JSON & XML Hello, and welcome to the next module of this Json. NET course, JSON and XML. JSON is a data interchange format which is easy for humans to read and write. It is easy for machines to parse and generate. On the other hand, XML is a markup language that defines a set of rules for encoding documents in a format which is also both supported by humans and machines. They both can serve the same purpose; however, converting between them can be a little bit tricky and there are several different considerations to take. In this module I will teach you how to convert between JSON and XML using JSON convert with an understanding of possible scenarios. Let's talk about JSON and XML. Xml is a markup language. It can be used as a data interchange format and it is both easy for humans to understand and machines to process and JSON is a text based data interchange format. It's made up of key value pairs, arrays, and objects. By now you should be very familiar with JSON. It's also easy for humans to understand and machines to process. XML can be used in multiple different ways, but JSON is specifically used as a data interchange format which means that you don't have to guess about the structure of the data that you're receiving.

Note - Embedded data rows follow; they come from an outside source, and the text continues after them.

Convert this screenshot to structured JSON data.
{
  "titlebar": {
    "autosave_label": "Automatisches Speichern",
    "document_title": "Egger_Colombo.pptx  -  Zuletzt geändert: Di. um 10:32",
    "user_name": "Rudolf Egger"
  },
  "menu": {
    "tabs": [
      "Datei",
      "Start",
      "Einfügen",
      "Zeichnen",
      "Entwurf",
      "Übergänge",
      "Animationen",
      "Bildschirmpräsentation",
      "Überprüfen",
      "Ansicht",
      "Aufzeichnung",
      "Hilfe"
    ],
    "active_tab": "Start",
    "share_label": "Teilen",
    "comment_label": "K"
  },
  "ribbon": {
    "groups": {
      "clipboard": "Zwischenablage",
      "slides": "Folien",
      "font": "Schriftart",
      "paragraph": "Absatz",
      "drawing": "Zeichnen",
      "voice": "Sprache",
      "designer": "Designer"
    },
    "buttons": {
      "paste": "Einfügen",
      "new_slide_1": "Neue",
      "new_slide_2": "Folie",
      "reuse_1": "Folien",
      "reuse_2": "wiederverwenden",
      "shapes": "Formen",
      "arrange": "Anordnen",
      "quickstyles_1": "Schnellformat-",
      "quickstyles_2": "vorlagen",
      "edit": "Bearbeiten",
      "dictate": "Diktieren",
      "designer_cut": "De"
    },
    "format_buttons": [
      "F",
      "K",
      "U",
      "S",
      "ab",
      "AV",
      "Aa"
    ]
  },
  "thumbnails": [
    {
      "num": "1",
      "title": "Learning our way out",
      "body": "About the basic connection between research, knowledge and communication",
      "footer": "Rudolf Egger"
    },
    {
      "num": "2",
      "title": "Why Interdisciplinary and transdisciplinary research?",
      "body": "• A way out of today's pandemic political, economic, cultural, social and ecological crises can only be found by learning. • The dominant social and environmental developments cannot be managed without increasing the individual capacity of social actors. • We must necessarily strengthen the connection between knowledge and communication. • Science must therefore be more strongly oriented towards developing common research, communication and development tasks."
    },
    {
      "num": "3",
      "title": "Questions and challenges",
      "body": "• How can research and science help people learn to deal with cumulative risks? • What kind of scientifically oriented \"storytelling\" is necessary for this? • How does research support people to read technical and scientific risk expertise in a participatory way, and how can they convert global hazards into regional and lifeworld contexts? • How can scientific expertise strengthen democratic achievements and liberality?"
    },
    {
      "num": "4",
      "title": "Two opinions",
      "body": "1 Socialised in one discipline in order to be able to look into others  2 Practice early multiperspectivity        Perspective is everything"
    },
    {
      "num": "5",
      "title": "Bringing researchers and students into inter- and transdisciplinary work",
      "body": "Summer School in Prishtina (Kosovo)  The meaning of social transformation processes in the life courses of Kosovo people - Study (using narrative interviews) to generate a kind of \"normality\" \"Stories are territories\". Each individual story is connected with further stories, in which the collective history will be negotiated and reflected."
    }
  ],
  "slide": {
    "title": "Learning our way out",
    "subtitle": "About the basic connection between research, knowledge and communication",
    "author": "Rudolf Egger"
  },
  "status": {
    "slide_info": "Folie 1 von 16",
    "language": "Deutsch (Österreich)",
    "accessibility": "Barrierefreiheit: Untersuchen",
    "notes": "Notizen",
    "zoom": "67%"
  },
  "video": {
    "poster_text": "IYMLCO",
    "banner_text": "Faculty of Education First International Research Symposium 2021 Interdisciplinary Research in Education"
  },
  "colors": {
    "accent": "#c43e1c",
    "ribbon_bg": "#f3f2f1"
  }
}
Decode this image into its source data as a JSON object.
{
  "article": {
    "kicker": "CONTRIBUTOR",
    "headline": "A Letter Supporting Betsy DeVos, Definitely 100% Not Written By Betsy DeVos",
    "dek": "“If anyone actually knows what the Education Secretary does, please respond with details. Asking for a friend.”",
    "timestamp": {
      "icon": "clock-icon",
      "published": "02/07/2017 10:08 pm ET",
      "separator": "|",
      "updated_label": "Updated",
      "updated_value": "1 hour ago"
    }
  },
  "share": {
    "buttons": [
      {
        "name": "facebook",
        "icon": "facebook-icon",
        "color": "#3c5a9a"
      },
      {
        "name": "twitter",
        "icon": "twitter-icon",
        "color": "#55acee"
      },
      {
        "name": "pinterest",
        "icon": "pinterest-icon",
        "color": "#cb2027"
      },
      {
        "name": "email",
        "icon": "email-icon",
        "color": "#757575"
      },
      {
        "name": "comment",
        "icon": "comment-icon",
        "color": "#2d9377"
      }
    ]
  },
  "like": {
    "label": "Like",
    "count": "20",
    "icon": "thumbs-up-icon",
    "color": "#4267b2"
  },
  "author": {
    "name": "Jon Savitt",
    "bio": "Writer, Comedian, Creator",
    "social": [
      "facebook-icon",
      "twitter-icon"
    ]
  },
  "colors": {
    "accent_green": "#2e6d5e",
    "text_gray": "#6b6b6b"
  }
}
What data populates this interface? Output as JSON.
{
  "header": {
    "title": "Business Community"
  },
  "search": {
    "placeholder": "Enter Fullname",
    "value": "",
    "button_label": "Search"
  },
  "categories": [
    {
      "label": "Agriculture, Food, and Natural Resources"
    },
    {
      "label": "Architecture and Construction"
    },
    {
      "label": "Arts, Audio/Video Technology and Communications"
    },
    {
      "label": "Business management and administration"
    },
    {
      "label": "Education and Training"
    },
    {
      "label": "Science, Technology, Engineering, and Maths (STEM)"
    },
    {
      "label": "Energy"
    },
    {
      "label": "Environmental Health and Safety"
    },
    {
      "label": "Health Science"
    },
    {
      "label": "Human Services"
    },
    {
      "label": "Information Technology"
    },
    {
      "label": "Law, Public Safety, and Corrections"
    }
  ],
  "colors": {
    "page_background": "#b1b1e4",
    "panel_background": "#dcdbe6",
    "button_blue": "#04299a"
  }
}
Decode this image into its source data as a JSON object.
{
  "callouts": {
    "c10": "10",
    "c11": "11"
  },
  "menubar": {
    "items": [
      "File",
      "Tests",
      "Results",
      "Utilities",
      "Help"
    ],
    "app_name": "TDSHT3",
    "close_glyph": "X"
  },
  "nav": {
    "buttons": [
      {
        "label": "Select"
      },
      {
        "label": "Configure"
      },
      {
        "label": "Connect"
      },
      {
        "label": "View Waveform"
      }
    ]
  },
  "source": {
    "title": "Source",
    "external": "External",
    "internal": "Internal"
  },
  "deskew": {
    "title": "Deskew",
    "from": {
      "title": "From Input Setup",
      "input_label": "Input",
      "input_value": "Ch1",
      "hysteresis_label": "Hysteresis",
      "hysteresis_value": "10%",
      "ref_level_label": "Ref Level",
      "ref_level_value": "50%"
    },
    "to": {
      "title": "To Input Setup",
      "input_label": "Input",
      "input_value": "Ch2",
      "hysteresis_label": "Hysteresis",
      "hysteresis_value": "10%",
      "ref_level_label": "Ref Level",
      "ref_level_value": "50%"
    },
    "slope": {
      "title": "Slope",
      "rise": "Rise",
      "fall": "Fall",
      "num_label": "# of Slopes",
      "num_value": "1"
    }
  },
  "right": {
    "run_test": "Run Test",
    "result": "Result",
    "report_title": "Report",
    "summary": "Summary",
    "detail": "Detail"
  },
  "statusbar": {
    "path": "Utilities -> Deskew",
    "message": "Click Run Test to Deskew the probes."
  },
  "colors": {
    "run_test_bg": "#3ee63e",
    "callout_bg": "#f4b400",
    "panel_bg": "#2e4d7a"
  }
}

It is very straightforward, so when you're converting data from XML and JSON, there is no standard way of converting it. In many cases the conversion can be simple, but in others, that round trip conversion can be hard.